Wednesday, August 14, 2013


Molecular data show less variability than protein spectra, but are more time-consuming and cost-intensive. On the contrary, mass spectra are able to discriminate between some developmental stages. As a result, we suggest the application of species typing based on proteomic fingerprinting as an alternative approach for a rapid and cost-effective method. Once an accessible reference library for metazoan proteome fingerprints is established and by working with adequate software, species can be identified straightforwardly within minutes. We suggest that this method is especially useful for analysing a high number of samples or when specimens are difficult to determine/discriminate with respect to congeners or life history stages.

So far the authors of a new study which compares DNA-based identification methods (e.g. DNA Barcoding) with proteome fingerprints generated through so called matrix-assisted laser desorption/ionization time-of-flight mass spectrometry (MALDI-Tof-MS). This technology has had a major impact in many fields of the life sciences over the last two decades. Samples (cells, molecules, peptides or proteins) co-crystallize with a matrix solution on a target plate. A pulsed laser causes desorption of the sample mixture, followed by the ionization of the sample. In a strong electric field, the ions are accelerated along a vacuum tube. Based on the time of flight, the different masses of the single molecules are represented as spectra. 
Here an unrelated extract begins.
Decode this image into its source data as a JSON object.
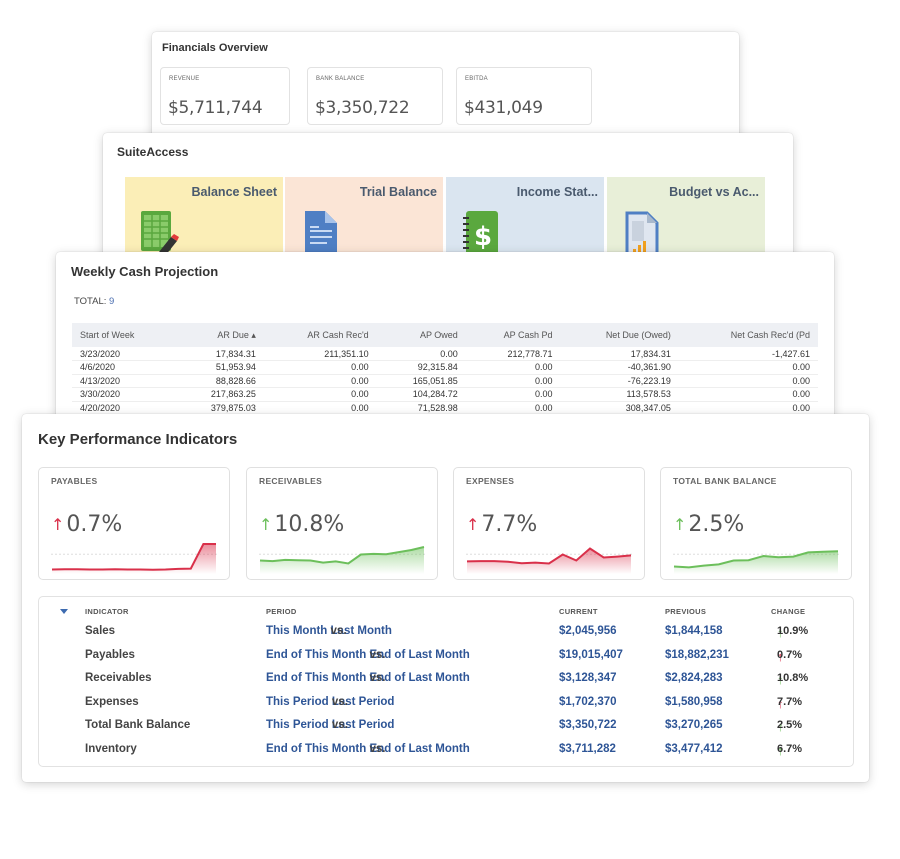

MALDI-Tof-MS studies for rapid species identification were e.g conducted using species-specific proteome profiles of fishflies, and copepods. It has been argued that for a rapid identification of individuals, techniques based on nucleotide sequences still have the disadvantage of requiring a number of steps, i.e. DNA extraction, polymerase chain reaction, gel electrophoresis, and are therefore considered more costly and time-consuming.

As other methods that are proposed for rapid species identification MALDI-Tof-MS could be complementary to what we already have in place. While methods based on molecular biology generally demand some a priori knowledge of the sample under investigation (e.g. for primer selection) and, more importantly, can be slow and laborious with results that may depend on experimental variables, a mass spectral approach can be much more straightforward, requiring minimal time and relatively low costs. However, a prerequisite is the creation of a taxonomically comprehensive molecular profile database for known species. That reminds me of something...

1 comment: